- Demographics: The Adventist Church needs strategies to connect with specific hard-to-reach urban groups, including migrants from non-Christian backgrounds and secular, upwardly mobile Anglos.
- Social work: To show Adventists genuinely care about city people we need to respond to the problems they’re struggling with by offering services such as counselling, community gardens, op-shops and “welcome baby” packages.
- Local leverage: Existing city congregations should aim to transform themselves into “centres of influence” and use their buildings 24/7 for ministry purposes, particularly health ministry.
- Get creative: Reaching city dwellers may involve innovative strategies involving, for example, the arts, partnerships with other organisations, cafes, massage centres and using Adventist schools or aged care facilities as “centres of influence”.
The think tanks and prayer sessions were coordinated by South Pacific Division president, Pastor Glenn Townend. A major part of the think tank was prayer in each session—prayer about what the groups had discussed and prayer for one of the six target cities, with the leaders from that particular city invited forward and surrounded by praying colleagues. “[The prayer sessions] were a highlight of the think tank,” said Dr Humble. “Discipleship was a recurrent theme and your readers should expect to see a renewed focus on mission to the cities through their conference, union and division newsletters.”

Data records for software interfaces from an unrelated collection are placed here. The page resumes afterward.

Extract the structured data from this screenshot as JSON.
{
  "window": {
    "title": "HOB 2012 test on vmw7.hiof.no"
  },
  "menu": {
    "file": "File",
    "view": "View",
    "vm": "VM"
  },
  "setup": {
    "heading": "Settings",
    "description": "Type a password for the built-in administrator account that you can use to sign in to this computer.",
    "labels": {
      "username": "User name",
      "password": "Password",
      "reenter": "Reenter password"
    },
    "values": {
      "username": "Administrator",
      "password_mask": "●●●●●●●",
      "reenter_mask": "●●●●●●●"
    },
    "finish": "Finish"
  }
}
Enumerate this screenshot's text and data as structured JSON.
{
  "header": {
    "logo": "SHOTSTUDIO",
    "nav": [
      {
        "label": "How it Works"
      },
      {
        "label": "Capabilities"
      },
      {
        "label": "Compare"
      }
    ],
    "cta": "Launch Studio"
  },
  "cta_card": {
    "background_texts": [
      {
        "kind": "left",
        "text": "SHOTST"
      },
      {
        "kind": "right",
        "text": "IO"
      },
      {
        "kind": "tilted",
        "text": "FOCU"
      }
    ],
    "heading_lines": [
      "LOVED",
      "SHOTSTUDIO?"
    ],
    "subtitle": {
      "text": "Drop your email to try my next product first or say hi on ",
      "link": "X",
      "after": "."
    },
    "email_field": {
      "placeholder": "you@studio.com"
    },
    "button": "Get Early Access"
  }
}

Dr Humble has some advice for people who think God may be calling them to an urban mission project. “They need to work with their pastor, or they need to work at least with their conference team—all their conference administrators are here [at the symposium] and they’re fully aware of the direction the Church wants to go. They need to certainly pray about it and talk about it with a group of friends who might be like minded because they can’t do it by themselves. I’d suggest a communal approach would be much better.”
Download and watch sessions from the Mission to the Cities symposium using this Dropbox link.